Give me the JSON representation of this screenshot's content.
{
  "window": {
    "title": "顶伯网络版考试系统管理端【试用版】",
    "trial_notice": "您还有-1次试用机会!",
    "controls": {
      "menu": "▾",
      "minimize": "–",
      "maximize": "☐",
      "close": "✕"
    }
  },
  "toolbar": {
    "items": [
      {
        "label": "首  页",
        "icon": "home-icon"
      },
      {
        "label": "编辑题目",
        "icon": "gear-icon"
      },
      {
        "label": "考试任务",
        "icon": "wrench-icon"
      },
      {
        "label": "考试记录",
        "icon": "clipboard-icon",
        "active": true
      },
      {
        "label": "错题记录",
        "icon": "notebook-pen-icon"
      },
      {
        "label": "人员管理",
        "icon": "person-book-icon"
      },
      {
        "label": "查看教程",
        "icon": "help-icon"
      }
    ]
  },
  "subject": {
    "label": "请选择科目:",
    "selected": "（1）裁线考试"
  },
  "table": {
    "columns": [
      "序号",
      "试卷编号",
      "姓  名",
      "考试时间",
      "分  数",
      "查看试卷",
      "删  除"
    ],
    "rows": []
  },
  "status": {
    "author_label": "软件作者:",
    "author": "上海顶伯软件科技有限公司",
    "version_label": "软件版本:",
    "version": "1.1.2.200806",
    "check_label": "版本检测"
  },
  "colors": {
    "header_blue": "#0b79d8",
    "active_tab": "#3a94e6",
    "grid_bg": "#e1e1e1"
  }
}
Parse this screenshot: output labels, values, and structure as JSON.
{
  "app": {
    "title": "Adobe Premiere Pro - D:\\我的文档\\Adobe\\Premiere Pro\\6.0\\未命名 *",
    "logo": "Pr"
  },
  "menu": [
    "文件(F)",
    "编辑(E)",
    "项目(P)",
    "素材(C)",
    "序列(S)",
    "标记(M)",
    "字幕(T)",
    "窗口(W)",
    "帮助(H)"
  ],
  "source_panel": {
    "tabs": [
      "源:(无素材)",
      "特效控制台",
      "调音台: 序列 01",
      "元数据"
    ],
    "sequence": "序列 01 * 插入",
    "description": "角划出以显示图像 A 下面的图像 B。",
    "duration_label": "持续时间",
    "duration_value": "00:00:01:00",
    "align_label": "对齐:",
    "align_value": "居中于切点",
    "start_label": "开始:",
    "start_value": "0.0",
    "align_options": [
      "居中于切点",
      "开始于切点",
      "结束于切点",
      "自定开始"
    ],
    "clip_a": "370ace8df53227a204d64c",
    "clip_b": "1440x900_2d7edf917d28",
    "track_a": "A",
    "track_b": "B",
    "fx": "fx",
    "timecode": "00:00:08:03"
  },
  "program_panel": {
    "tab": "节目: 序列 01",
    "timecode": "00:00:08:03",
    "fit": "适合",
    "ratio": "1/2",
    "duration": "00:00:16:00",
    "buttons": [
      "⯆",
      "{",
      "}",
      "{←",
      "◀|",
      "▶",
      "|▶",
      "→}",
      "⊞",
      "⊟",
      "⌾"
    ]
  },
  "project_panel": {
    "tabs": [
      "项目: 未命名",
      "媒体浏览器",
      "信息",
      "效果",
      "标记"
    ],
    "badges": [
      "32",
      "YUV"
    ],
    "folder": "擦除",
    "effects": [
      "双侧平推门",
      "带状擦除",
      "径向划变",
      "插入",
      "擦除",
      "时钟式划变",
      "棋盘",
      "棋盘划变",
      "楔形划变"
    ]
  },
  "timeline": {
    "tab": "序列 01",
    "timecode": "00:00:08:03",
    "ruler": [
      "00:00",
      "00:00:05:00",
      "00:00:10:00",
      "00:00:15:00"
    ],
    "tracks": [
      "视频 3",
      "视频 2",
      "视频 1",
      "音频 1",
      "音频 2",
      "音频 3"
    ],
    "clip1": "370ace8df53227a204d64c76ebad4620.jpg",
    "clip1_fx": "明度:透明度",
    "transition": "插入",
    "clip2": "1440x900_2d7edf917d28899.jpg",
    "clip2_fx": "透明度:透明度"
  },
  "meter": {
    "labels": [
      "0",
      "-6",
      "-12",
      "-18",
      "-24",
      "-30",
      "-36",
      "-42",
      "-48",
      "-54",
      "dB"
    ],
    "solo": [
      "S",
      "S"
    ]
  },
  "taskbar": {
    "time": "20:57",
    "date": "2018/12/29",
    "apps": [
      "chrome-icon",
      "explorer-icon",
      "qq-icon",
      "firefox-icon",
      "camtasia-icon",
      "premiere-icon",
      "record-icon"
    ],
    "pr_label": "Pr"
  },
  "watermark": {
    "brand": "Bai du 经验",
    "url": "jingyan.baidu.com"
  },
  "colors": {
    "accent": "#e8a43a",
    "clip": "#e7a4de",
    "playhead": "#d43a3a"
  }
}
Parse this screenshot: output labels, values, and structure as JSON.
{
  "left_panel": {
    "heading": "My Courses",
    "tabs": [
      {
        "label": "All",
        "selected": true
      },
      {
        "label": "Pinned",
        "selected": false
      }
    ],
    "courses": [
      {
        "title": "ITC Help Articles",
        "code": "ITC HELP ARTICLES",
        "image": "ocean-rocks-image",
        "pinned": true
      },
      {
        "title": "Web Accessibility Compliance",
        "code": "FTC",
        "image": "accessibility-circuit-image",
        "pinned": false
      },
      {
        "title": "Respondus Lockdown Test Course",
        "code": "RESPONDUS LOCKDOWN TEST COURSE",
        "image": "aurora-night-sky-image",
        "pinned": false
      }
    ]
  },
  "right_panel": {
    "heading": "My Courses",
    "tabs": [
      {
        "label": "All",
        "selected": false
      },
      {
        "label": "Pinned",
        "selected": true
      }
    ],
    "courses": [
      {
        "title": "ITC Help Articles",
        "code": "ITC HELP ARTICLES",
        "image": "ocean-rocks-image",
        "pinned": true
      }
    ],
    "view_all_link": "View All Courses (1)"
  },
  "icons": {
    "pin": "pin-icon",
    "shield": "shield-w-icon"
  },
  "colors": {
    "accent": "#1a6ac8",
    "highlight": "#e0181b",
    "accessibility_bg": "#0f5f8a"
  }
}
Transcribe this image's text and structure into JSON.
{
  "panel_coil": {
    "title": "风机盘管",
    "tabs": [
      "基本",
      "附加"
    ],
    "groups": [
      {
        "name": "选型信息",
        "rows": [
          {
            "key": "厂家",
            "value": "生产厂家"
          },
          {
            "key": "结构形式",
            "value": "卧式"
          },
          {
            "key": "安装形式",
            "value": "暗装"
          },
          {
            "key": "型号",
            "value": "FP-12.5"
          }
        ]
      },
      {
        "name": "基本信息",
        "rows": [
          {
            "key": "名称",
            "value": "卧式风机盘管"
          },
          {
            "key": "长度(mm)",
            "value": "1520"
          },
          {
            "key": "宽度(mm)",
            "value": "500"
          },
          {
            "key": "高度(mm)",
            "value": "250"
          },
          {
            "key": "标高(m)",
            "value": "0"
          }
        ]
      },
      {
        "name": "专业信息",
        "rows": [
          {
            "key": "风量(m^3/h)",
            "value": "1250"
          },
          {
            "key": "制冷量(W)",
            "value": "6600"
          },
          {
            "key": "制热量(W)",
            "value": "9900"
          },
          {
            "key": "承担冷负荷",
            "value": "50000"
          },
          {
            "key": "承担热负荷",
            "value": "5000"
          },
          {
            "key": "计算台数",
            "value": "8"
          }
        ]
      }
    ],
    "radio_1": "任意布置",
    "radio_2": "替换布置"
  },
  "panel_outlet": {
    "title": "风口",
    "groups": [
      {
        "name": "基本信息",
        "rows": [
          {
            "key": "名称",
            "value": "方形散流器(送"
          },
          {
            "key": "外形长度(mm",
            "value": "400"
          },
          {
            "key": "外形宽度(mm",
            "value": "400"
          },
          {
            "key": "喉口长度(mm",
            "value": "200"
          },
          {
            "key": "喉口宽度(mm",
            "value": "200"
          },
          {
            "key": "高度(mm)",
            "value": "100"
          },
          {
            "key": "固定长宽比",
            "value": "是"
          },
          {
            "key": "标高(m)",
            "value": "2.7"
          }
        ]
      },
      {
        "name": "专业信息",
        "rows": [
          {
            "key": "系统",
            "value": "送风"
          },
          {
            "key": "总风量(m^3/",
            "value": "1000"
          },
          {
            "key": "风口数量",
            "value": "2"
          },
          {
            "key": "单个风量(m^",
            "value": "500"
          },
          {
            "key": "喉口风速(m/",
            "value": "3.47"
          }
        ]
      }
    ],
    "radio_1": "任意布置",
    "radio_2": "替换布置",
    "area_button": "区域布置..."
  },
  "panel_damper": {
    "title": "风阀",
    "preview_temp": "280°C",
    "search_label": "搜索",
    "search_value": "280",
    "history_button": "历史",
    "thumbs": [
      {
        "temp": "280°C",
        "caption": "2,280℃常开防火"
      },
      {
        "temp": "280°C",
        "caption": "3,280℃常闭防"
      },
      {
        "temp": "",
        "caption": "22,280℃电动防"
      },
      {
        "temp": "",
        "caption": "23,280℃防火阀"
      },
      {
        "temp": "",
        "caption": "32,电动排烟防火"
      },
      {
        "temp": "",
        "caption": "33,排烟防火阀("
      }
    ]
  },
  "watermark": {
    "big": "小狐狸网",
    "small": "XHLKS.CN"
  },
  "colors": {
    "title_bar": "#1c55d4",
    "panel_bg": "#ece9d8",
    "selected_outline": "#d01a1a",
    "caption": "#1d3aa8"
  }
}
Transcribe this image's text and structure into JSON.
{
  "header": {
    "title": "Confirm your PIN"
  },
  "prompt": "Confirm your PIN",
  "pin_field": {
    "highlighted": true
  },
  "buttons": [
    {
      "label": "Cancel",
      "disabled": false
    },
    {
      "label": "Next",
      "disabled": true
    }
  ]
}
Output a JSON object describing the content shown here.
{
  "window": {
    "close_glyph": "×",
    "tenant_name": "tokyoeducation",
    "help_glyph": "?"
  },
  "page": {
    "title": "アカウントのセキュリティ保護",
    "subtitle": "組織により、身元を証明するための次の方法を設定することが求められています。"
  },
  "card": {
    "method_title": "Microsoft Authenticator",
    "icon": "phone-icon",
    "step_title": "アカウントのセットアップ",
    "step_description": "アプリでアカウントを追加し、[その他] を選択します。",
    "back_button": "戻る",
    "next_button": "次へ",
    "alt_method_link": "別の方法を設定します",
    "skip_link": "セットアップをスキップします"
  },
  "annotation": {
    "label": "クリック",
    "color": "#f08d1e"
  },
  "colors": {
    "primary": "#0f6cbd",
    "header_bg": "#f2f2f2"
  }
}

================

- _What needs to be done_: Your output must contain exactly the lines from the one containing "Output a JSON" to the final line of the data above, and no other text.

- _Exercise response_:
Output a JSON object describing the content shown here.
{
  "window": {
    "close_glyph": "×",
    "tenant_name": "tokyoeducation",
    "help_glyph": "?"
  },
  "page": {
    "title": "アカウントのセキュリティ保護",
    "subtitle": "組織により、身元を証明するための次の方法を設定することが求められています。"
  },
  "card": {
    "method_title": "Microsoft Authenticator",
    "icon": "phone-icon",
    "step_title": "アカウントのセットアップ",
    "step_description": "アプリでアカウントを追加し、[その他] を選択します。",
    "back_button": "戻る",
    "next_button": "次へ",
    "alt_method_link": "別の方法を設定します",
    "skip_link": "セットアップをスキップします"
  },
  "annotation": {
    "label": "クリック",
    "color": "#f08d1e"
  },
  "colors": {
    "primary": "#0f6cbd",
    "header_bg": "#f2f2f2"
  }
}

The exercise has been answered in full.